» **Your instructions**
Reproduce each record exactly, leaving out no line.
Information provided below:
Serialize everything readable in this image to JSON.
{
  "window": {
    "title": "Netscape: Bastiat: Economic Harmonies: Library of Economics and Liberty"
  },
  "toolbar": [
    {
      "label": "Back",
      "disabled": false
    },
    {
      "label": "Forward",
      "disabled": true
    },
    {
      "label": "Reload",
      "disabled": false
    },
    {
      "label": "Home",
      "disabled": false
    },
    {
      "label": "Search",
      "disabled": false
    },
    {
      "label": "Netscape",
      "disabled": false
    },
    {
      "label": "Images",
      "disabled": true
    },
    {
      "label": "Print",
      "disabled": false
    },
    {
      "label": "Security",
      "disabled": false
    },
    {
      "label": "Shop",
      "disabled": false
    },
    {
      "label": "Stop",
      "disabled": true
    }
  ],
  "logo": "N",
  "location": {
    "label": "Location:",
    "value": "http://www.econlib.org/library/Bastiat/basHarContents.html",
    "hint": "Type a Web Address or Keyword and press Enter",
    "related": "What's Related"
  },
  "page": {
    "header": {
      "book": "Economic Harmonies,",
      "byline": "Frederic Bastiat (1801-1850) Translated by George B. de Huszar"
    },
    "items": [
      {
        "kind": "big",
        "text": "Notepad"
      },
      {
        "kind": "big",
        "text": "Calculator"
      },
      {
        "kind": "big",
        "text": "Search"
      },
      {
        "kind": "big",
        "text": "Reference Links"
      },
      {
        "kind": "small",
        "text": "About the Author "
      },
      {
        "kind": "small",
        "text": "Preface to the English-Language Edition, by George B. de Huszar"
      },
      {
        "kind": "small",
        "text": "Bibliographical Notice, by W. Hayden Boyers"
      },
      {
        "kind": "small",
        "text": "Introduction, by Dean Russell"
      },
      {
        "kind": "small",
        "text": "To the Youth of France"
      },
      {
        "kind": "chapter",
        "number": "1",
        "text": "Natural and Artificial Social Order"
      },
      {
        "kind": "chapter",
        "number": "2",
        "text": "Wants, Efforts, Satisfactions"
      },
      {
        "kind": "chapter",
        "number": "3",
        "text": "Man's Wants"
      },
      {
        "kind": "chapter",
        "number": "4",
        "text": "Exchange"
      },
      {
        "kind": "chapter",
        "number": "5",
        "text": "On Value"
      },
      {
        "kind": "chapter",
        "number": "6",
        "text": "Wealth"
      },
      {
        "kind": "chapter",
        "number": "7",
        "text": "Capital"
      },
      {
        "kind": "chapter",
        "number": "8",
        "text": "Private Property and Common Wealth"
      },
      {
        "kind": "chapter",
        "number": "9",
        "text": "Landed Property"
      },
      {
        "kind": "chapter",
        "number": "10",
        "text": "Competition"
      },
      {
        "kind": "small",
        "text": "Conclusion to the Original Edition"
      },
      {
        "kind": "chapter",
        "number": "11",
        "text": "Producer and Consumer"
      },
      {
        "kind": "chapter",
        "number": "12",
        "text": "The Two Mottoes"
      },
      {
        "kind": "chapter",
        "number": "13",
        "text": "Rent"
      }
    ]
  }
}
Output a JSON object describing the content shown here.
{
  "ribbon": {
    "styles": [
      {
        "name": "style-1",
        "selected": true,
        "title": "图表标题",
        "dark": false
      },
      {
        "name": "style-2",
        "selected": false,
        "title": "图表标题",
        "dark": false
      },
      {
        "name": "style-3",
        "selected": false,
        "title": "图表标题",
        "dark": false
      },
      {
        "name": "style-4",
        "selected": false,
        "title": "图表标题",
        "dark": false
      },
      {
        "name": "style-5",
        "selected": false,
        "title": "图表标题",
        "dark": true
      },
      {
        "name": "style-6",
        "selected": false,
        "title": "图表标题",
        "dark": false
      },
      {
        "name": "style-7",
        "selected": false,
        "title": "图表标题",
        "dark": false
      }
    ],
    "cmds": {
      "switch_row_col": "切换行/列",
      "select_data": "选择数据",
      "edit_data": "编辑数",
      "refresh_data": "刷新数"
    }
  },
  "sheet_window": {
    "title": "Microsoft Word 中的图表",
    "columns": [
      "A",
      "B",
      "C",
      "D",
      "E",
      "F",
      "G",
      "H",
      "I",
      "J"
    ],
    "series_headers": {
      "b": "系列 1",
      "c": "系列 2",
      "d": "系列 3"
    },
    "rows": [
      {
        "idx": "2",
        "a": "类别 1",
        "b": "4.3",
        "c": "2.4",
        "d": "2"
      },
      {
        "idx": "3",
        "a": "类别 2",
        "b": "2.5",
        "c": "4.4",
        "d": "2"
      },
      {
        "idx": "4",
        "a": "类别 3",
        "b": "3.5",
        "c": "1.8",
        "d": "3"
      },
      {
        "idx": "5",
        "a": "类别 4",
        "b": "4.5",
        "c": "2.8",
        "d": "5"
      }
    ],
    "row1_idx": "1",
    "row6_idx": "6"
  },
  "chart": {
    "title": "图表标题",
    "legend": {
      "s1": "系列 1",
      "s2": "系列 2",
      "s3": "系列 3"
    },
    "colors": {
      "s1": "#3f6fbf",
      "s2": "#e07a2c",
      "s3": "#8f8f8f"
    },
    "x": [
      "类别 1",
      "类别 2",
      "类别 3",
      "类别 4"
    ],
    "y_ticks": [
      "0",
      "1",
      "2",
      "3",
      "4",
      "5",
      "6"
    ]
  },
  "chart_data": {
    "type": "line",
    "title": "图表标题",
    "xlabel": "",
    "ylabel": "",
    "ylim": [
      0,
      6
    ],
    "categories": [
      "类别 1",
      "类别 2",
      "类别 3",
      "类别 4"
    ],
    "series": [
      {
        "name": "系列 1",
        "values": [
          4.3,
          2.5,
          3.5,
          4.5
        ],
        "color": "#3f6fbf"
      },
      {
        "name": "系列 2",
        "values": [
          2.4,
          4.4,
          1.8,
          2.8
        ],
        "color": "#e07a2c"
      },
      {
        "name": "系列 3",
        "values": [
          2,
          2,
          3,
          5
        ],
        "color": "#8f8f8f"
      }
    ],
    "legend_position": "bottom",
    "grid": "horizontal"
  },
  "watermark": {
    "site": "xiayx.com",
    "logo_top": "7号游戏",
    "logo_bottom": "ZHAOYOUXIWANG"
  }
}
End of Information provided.
» **Written answer**
Serialize everything readable in this image to JSON.
{
  "window": {
    "title": "Netscape: Bastiat: Economic Harmonies: Library of Economics and Liberty"
  },
  "toolbar": [
    {
      "label": "Back",
      "disabled": false
    },
    {
      "label": "Forward",
      "disabled": true
    },
    {
      "label": "Reload",
      "disabled": false
    },
    {
      "label": "Home",
      "disabled": false
    },
    {
      "label": "Search",
      "disabled": false
    },
    {
      "label": "Netscape",
      "disabled": false
    },
    {
      "label": "Images",
      "disabled": true
    },
    {
      "label": "Print",
      "disabled": false
    },
    {
      "label": "Security",
      "disabled": false
    },
    {
      "label": "Shop",
      "disabled": false
    },
    {
      "label": "Stop",
      "disabled": true
    }
  ],
  "logo": "N",
  "location": {
    "label": "Location:",
    "value": "http://www.econlib.org/library/Bastiat/basHarContents.html",
    "hint": "Type a Web Address or Keyword and press Enter",
    "related": "What's Related"
  },
  "page": {
    "header": {
      "book": "Economic Harmonies,",
      "byline": "Frederic Bastiat (1801-1850) Translated by George B. de Huszar"
    },
    "items": [
      {
        "kind": "big",
        "text": "Notepad"
      },
      {
        "kind": "big",
        "text": "Calculator"
      },
      {
        "kind": "big",
        "text": "Search"
      },
      {
        "kind": "big",
        "text": "Reference Links"
      },
      {
        "kind": "small",
        "text": "About the Author "
      },
      {
        "kind": "small",
        "text": "Preface to the English-Language Edition, by George B. de Huszar"
      },
      {
        "kind": "small",
        "text": "Bibliographical Notice, by W. Hayden Boyers"
      },
      {
        "kind": "small",
        "text": "Introduction, by Dean Russell"
      },
      {
        "kind": "small",
        "text": "To the Youth of France"
      },
      {
        "kind": "chapter",
        "number": "1",
        "text": "Natural and Artificial Social Order"
      },
      {
        "kind": "chapter",
        "number": "2",
        "text": "Wants, Efforts, Satisfactions"
      },
      {
        "kind": "chapter",
        "number": "3",
        "text": "Man's Wants"
      },
      {
        "kind": "chapter",
        "number": "4",
        "text": "Exchange"
      },
      {
        "kind": "chapter",
        "number": "5",
        "text": "On Value"
      },
      {
        "kind": "chapter",
        "number": "6",
        "text": "Wealth"
      },
      {
        "kind": "chapter",
        "number": "7",
        "text": "Capital"
      },
      {
        "kind": "chapter",
        "number": "8",
        "text": "Private Property and Common Wealth"
      },
      {
        "kind": "chapter",
        "number": "9",
        "text": "Landed Property"
      },
      {
        "kind": "chapter",
        "number": "10",
        "text": "Competition"
      },
      {
        "kind": "small",
        "text": "Conclusion to the Original Edition"
      },
      {
        "kind": "chapter",
        "number": "11",
        "text": "Producer and Consumer"
      },
      {
        "kind": "chapter",
        "number": "12",
        "text": "The Two Mottoes"
      },
      {
        "kind": "chapter",
        "number": "13",
        "text": "Rent"
      }
    ]
  }
}
Output a JSON object describing the content shown here.
{
  "ribbon": {
    "styles": [
      {
        "name": "style-1",
        "selected": true,
        "title": "图表标题",
        "dark": false
      },
      {
        "name": "style-2",
        "selected": false,
        "title": "图表标题",
        "dark": false
      },
      {
        "name": "style-3",
        "selected": false,
        "title": "图表标题",
        "dark": false
      },
      {
        "name": "style-4",
        "selected": false,
        "title": "图表标题",
        "dark": false
      },
      {
        "name": "style-5",
        "selected": false,
        "title": "图表标题",
        "dark": true
      },
      {
        "name": "style-6",
        "selected": false,
        "title": "图表标题",
        "dark": false
      },
      {
        "name": "style-7",
        "selected": false,
        "title": "图表标题",
        "dark": false
      }
    ],
    "cmds": {
      "switch_row_col": "切换行/列",
      "select_data": "选择数据",
      "edit_data": "编辑数",
      "refresh_data": "刷新数"
    }
  },
  "sheet_window": {
    "title": "Microsoft Word 中的图表",
    "columns": [
      "A",
      "B",
      "C",
      "D",
      "E",
      "F",
      "G",
      "H",
      "I",
      "J"
    ],
    "series_headers": {
      "b": "系列 1",
      "c": "系列 2",
      "d": "系列 3"
    },
    "rows": [
      {
        "idx": "2",
        "a": "类别 1",
        "b": "4.3",
        "c": "2.4",
        "d": "2"
      },
      {
        "idx": "3",
        "a": "类别 2",
        "b": "2.5",
        "c": "4.4",
        "d": "2"
      },
      {
        "idx": "4",
        "a": "类别 3",
        "b": "3.5",
        "c": "1.8",
        "d": "3"
      },
      {
        "idx": "5",
        "a": "类别 4",
        "b": "4.5",
        "c": "2.8",
        "d": "5"
      }
    ],
    "row1_idx": "1",
    "row6_idx": "6"
  },
  "chart": {
    "title": "图表标题",
    "legend": {
      "s1": "系列 1",
      "s2": "系列 2",
      "s3": "系列 3"
    },
    "colors": {
      "s1": "#3f6fbf",
      "s2": "#e07a2c",
      "s3": "#8f8f8f"
    },
    "x": [
      "类别 1",
      "类别 2",
      "类别 3",
      "类别 4"
    ],
    "y_ticks": [
      "0",
      "1",
      "2",
      "3",
      "4",
      "5",
      "6"
    ]
  },
  "chart_data": {
    "type": "line",
    "title": "图表标题",
    "xlabel": "",
    "ylabel": "",
    "ylim": [
      0,
      6
    ],
    "categories": [
      "类别 1",
      "类别 2",
      "类别 3",
      "类别 4"
    ],
    "series": [
      {
        "name": "系列 1",
        "values": [
          4.3,
          2.5,
          3.5,
          4.5
        ],
        "color": "#3f6fbf"
      },
      {
        "name": "系列 2",
        "values": [
          2.4,
          4.4,
          1.8,
          2.8
        ],
        "color": "#e07a2c"
      },
      {
        "name": "系列 3",
        "values": [
          2,
          2,
          3,
          5
        ],
        "color": "#8f8f8f"
      }
    ],
    "legend_position": "bottom",
    "grid": "horizontal"
  },
  "watermark": {
    "site": "xiayx.com",
    "logo_top": "7号游戏",
    "logo_bottom": "ZHAOYOUXIWANG"
  }
}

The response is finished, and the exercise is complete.